Return the lines below that contain the word "speeddial".

**EXERCISE INPUTS:**
◇ ◇ ◇ ◇ ◇ ◇ ◇
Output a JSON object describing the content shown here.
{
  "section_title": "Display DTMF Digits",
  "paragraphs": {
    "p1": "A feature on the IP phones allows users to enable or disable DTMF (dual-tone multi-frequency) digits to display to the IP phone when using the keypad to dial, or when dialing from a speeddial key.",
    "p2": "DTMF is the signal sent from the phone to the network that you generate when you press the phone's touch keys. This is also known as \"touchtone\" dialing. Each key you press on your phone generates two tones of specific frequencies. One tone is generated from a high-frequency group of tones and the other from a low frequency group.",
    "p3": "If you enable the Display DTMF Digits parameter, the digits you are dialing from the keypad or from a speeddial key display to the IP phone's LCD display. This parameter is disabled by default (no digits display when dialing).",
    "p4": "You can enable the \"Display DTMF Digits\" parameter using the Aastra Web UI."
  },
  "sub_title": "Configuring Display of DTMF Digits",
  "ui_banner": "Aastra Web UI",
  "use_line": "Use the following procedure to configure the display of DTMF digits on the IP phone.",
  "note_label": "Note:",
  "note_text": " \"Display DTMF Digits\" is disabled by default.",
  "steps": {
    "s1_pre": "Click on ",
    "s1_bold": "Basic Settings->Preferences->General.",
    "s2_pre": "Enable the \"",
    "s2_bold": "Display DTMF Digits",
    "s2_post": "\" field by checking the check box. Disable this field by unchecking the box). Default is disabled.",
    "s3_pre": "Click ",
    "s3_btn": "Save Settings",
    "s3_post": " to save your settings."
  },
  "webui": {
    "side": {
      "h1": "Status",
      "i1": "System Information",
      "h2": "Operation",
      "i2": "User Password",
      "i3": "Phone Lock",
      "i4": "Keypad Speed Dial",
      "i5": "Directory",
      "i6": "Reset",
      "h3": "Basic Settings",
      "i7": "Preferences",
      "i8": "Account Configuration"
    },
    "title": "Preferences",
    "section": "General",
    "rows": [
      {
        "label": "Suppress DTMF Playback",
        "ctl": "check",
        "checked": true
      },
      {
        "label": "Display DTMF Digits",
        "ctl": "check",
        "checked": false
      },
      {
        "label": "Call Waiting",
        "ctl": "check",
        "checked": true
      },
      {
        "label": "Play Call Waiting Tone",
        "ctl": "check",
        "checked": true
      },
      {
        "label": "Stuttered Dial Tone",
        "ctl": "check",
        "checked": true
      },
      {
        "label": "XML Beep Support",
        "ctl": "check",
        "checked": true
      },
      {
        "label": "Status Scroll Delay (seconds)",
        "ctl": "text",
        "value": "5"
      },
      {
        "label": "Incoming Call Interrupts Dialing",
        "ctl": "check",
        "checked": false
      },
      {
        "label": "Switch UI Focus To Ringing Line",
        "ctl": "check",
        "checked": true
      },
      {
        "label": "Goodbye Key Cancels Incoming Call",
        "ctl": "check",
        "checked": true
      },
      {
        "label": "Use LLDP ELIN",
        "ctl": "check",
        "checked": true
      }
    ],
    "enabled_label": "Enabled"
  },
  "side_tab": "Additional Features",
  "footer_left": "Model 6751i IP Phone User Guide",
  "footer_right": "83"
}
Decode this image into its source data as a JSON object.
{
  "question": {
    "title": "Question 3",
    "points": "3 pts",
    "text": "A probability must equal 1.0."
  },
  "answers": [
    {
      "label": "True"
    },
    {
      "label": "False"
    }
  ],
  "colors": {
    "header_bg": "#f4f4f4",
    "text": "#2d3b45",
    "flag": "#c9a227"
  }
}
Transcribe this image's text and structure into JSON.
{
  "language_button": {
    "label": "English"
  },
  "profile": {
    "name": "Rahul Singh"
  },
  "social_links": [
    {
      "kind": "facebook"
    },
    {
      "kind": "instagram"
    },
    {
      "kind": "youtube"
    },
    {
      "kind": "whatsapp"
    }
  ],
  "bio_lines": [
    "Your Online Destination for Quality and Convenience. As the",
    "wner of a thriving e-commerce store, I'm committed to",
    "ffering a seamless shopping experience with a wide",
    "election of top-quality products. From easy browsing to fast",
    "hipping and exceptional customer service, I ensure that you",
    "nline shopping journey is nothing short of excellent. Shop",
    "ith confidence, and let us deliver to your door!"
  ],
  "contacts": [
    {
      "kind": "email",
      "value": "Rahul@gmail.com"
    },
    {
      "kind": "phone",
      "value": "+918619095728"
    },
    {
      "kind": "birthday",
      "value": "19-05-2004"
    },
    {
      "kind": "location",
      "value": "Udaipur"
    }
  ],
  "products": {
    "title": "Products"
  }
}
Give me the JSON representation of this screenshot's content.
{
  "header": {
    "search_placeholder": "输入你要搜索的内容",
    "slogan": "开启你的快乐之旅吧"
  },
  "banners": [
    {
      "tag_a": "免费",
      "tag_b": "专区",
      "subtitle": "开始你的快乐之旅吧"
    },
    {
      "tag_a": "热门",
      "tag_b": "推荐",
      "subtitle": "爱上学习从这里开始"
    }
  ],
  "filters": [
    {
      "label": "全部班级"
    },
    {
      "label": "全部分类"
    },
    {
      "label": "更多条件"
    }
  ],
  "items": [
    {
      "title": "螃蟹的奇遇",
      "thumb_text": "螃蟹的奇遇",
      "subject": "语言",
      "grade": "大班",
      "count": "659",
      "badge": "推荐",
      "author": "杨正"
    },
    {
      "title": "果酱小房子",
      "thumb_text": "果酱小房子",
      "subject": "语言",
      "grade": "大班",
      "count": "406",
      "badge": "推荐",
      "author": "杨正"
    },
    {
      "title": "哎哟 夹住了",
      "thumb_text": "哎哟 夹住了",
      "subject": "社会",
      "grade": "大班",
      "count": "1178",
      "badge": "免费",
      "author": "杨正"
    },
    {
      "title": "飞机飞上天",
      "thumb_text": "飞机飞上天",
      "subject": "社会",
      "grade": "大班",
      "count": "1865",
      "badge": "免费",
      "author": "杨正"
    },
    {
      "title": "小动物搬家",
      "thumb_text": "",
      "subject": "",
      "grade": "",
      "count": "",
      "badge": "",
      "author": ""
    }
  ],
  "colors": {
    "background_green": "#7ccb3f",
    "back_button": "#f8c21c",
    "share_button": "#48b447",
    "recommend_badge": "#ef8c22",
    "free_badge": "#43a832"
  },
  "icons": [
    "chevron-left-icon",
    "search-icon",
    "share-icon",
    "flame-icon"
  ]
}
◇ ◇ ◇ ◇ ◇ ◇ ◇
**ANSWER SECTION:**
    "p1": "A feature on the IP phones allows users to enable or disable DTMF (dual-tone multi-frequency) digits to display to the IP phone when using the keypad to dial, or when dialing from a speeddial key.",
    "p3": "If you enable the Display DTMF Digits parameter, the digits you are dialing from the keypad or from a speeddial key display to the IP phone's LCD display. This parameter is disabled by default (no digits display when dialing).",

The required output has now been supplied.